:: THE TASK ::
Reproduce the records below exactly, leaving their images out.

:: MATERIALS PROVIDED ::
- - - - - - -

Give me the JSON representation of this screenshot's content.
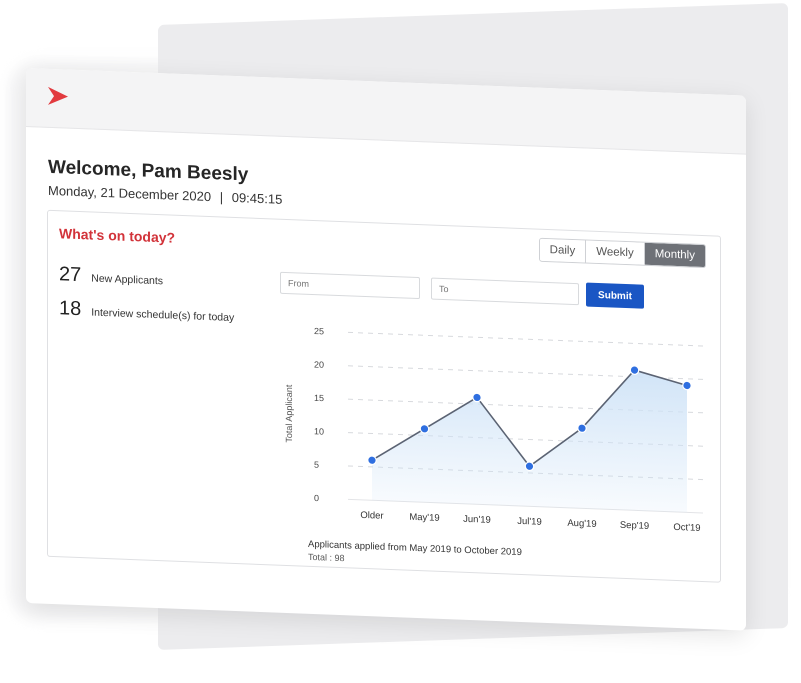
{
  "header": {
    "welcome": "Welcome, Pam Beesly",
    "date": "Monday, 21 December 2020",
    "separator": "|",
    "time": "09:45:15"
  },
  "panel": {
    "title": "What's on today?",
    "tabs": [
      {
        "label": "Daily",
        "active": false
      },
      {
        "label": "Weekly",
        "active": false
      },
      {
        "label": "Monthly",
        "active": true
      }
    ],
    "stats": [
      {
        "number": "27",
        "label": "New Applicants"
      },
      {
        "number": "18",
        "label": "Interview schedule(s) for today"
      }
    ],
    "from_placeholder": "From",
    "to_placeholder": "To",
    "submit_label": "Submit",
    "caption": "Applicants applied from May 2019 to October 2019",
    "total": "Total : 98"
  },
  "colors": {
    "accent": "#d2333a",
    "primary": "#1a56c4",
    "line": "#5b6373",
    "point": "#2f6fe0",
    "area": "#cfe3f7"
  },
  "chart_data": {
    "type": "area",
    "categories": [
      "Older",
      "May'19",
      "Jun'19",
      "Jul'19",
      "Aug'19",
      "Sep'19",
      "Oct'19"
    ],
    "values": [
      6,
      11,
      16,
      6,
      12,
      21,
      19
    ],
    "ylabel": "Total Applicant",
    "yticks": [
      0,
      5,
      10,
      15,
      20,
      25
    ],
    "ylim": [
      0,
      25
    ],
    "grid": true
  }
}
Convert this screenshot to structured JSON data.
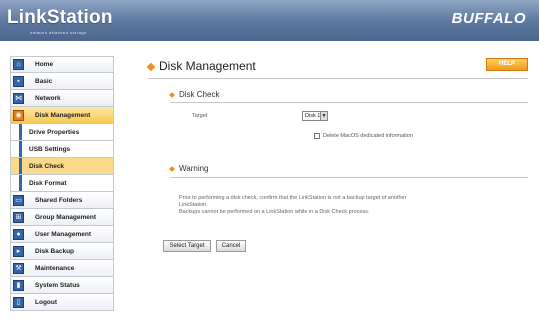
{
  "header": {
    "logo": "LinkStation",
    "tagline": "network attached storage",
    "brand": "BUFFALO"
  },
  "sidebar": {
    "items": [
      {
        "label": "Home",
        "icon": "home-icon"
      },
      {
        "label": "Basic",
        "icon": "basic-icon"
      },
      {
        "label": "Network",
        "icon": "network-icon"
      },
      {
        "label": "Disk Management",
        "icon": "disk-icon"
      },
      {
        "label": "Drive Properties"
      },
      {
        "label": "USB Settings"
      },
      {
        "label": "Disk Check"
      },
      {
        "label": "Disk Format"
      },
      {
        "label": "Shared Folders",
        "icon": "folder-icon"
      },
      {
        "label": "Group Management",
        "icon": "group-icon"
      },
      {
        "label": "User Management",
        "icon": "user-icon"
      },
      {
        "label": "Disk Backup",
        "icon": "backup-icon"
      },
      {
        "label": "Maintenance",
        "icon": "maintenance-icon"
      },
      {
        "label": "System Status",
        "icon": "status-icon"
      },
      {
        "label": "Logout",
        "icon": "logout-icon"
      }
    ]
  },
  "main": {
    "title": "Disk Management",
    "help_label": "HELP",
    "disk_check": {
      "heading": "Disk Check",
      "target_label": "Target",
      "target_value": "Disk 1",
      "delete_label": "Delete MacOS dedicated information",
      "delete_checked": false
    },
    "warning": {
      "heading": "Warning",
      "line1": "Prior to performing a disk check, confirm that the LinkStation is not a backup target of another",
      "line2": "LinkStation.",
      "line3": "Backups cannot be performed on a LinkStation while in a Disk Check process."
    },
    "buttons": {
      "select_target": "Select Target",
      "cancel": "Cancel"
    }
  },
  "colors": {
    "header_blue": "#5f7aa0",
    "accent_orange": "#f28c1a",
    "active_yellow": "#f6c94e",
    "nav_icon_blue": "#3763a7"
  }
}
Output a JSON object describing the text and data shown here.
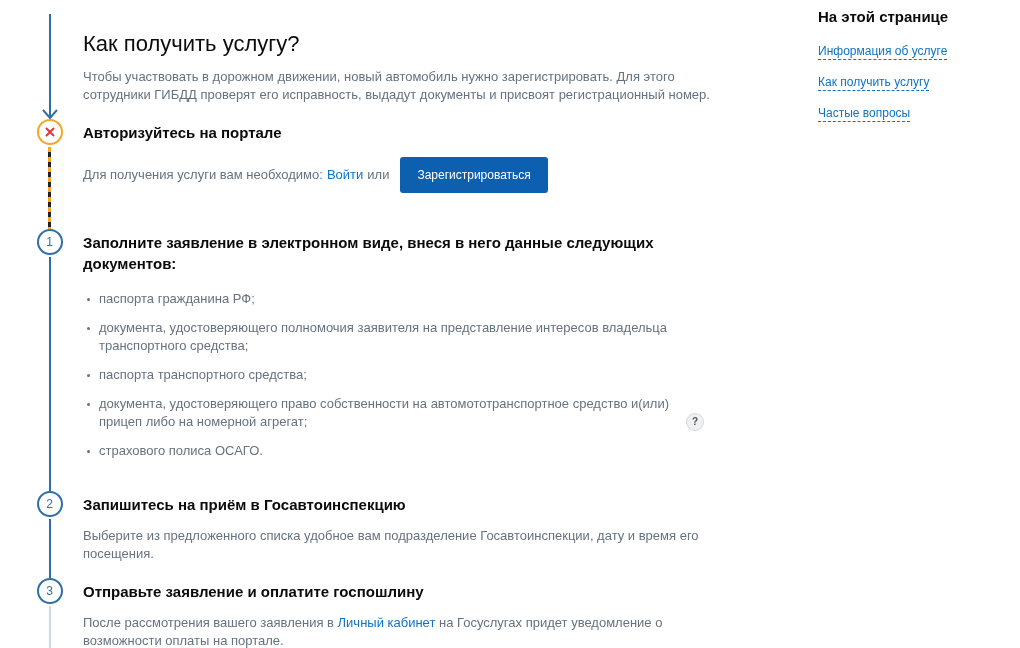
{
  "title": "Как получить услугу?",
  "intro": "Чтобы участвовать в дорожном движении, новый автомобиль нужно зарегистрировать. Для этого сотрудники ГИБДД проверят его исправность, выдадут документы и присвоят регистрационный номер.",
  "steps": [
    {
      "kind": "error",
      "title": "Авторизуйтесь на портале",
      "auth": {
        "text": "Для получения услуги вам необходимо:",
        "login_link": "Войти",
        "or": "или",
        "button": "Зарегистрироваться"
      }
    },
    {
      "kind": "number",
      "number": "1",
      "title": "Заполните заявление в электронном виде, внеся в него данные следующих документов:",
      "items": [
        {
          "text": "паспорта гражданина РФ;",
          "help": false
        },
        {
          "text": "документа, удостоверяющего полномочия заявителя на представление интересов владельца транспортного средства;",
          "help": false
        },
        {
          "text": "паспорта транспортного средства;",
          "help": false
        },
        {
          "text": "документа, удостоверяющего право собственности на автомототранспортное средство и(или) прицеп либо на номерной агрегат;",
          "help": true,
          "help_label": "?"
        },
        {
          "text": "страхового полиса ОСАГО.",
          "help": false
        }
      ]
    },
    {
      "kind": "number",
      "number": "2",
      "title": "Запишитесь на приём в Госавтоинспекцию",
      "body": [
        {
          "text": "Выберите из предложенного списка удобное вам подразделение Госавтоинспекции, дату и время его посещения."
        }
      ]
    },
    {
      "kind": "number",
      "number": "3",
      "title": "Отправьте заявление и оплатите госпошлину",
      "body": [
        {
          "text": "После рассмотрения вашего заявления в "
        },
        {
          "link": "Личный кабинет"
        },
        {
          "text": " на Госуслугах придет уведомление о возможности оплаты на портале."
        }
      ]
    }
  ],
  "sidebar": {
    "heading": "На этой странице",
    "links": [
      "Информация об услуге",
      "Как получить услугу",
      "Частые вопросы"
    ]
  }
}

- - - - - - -

:: REPLY ::
Give me the JSON representation of this screenshot's content.
{
  "header": {
    "welcome": "Welcome, Pam Beesly",
    "date": "Monday, 21 December 2020",
    "separator": "|",
    "time": "09:45:15"
  },
  "panel": {
    "title": "What's on today?",
    "tabs": [
      {
        "label": "Daily",
        "active": false
      },
      {
        "label": "Weekly",
        "active": false
      },
      {
        "label": "Monthly",
        "active": true
      }
    ],
    "stats": [
      {
        "number": "27",
        "label": "New Applicants"
      },
      {
        "number": "18",
        "label": "Interview schedule(s) for today"
      }
    ],
    "from_placeholder": "From",
    "to_placeholder": "To",
    "submit_label": "Submit",
    "caption": "Applicants applied from May 2019 to October 2019",
    "total": "Total : 98"
  },
  "colors": {
    "accent": "#d2333a",
    "primary": "#1a56c4",
    "line": "#5b6373",
    "point": "#2f6fe0",
    "area": "#cfe3f7"
  },
  "chart_data": {
    "type": "area",
    "categories": [
      "Older",
      "May'19",
      "Jun'19",
      "Jul'19",
      "Aug'19",
      "Sep'19",
      "Oct'19"
    ],
    "values": [
      6,
      11,
      16,
      6,
      12,
      21,
      19
    ],
    "ylabel": "Total Applicant",
    "yticks": [
      0,
      5,
      10,
      15,
      20,
      25
    ],
    "ylim": [
      0,
      25
    ],
    "grid": true
  }
}
Convert this screenshot to structured JSON data.
{
  "header": {
    "logo": "LinkStation",
    "tagline": "network attached storage",
    "brand": "BUFFALO"
  },
  "sidebar": {
    "items": [
      {
        "label": "Home",
        "icon": "home-icon"
      },
      {
        "label": "Basic",
        "icon": "basic-icon"
      },
      {
        "label": "Network",
        "icon": "network-icon"
      },
      {
        "label": "Disk Management",
        "icon": "disk-icon"
      },
      {
        "label": "Drive Properties"
      },
      {
        "label": "USB Settings"
      },
      {
        "label": "Disk Check"
      },
      {
        "label": "Disk Format"
      },
      {
        "label": "Shared Folders",
        "icon": "folder-icon"
      },
      {
        "label": "Group Management",
        "icon": "group-icon"
      },
      {
        "label": "User Management",
        "icon": "user-icon"
      },
      {
        "label": "Disk Backup",
        "icon": "backup-icon"
      },
      {
        "label": "Maintenance",
        "icon": "maintenance-icon"
      },
      {
        "label": "System Status",
        "icon": "status-icon"
      },
      {
        "label": "Logout",
        "icon": "logout-icon"
      }
    ]
  },
  "main": {
    "title": "Disk Management",
    "help_label": "HELP",
    "disk_check": {
      "heading": "Disk Check",
      "target_label": "Target",
      "target_value": "Disk 1",
      "delete_label": "Delete MacOS dedicated information",
      "delete_checked": false
    },
    "warning": {
      "heading": "Warning",
      "line1": "Prior to performing a disk check, confirm that the LinkStation is not a backup target of another",
      "line2": "LinkStation.",
      "line3": "Backups cannot be performed on a LinkStation while in a Disk Check process."
    },
    "buttons": {
      "select_target": "Select Target",
      "cancel": "Cancel"
    }
  },
  "colors": {
    "header_blue": "#5f7aa0",
    "accent_orange": "#f28c1a",
    "active_yellow": "#f6c94e",
    "nav_icon_blue": "#3763a7"
  }
}
Output a JSON object describing the text and data shown here.
{
  "title": "Как получить услугу?",
  "intro": "Чтобы участвовать в дорожном движении, новый автомобиль нужно зарегистрировать. Для этого сотрудники ГИБДД проверят его исправность, выдадут документы и присвоят регистрационный номер.",
  "steps": [
    {
      "kind": "error",
      "title": "Авторизуйтесь на портале",
      "auth": {
        "text": "Для получения услуги вам необходимо:",
        "login_link": "Войти",
        "or": "или",
        "button": "Зарегистрироваться"
      }
    },
    {
      "kind": "number",
      "number": "1",
      "title": "Заполните заявление в электронном виде, внеся в него данные следующих документов:",
      "items": [
        {
          "text": "паспорта гражданина РФ;",
          "help": false
        },
        {
          "text": "документа, удостоверяющего полномочия заявителя на представление интересов владельца транспортного средства;",
          "help": false
        },
        {
          "text": "паспорта транспортного средства;",
          "help": false
        },
        {
          "text": "документа, удостоверяющего право собственности на автомототранспортное средство и(или) прицеп либо на номерной агрегат;",
          "help": true,
          "help_label": "?"
        },
        {
          "text": "страхового полиса ОСАГО.",
          "help": false
        }
      ]
    },
    {
      "kind": "number",
      "number": "2",
      "title": "Запишитесь на приём в Госавтоинспекцию",
      "body": [
        {
          "text": "Выберите из предложенного списка удобное вам подразделение Госавтоинспекции, дату и время его посещения."
        }
      ]
    },
    {
      "kind": "number",
      "number": "3",
      "title": "Отправьте заявление и оплатите госпошлину",
      "body": [
        {
          "text": "После рассмотрения вашего заявления в "
        },
        {
          "link": "Личный кабинет"
        },
        {
          "text": " на Госуслугах придет уведомление о возможности оплаты на портале."
        }
      ]
    }
  ],
  "sidebar": {
    "heading": "На этой странице",
    "links": [
      "Информация об услуге",
      "Как получить услугу",
      "Частые вопросы"
    ]
  }
}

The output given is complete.